The goddess Durga is one of the most important deities in the pantheon of ancient India. The characteristics and persona of the Hindu goddess Durga can also be found in goddess Inanna.
Home to Gilgamesh, Uruk was the major force of urbanization and state formation during the 4th millennium BCE. In the Epic of Gilgamesh, the king is said to have built the city’s monumental walls. There may be some truth to the legend, these walls, as well as other city structures, were actually unearthed by archaeologists. Uruk was one of the most important cities in southern Mesopotamia. This city lies about 241 km to the south of Baghdad, the present capital of Iraq.
In ancient times, Uruk was situated on the eastern banks of a channel of the Euphrates River. Over the millennia, however, the channel dried up, and its course shifted away from the city by about 19 km.
The ancient city of Uruk is also known in Arabic as Tell al-Warka. The site of Uruk is believed to have been settled as early as the Ubaid period (circa the 7th to the 4th millennium BCE). However, the city’s rise to prominence occurred only around 3800 BCE. As Uruk became the main force of urbanization and state formation, the period that lasted roughly from 3800 to 3200 BCE became known as the Uruk period.
The outer façade of the rectangular building, measuring 22.5 by 17.5 m, which stood until the Seleucid period (4th-3rd centuries BCE), was articulated with niches.
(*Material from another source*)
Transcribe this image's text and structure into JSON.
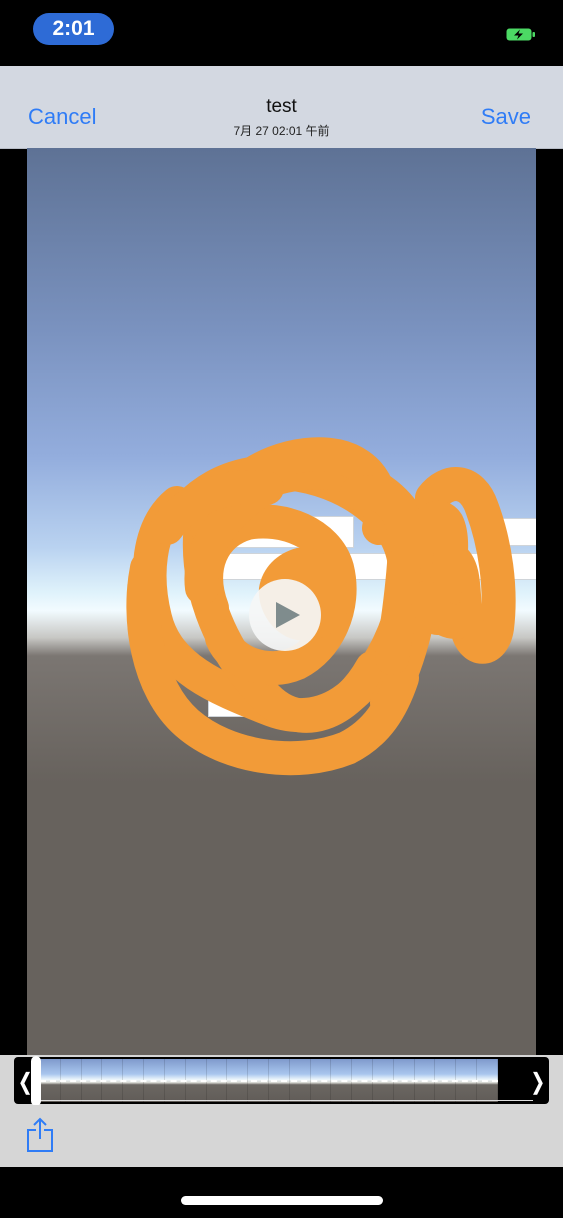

Alternating male and female deities hold in their hands, small vessels from which water pours out in snaking lines — two streams of water representing the rivers Tigris and Euphrates. While the bearded male gods wear garments with a scale motif (symbolizing mountains), the clothes of the female deities are decorated with vertical wavy lines (symbolizing water). This image of the water-giving (and thus life-giving) gods can be explained in some detail: the mountain gods and water goddesses personify as the source of life the water supplies secured in Southern Mesopotamia. In this symbolic representation water constantly pours out and comes together to form streams that descend from the mountains (represented by the great scale-like symbols between the niches) which flow to the plains and so secure human existence.
A section of this temple facade is also on display at The Pergamon Museum, Berlin.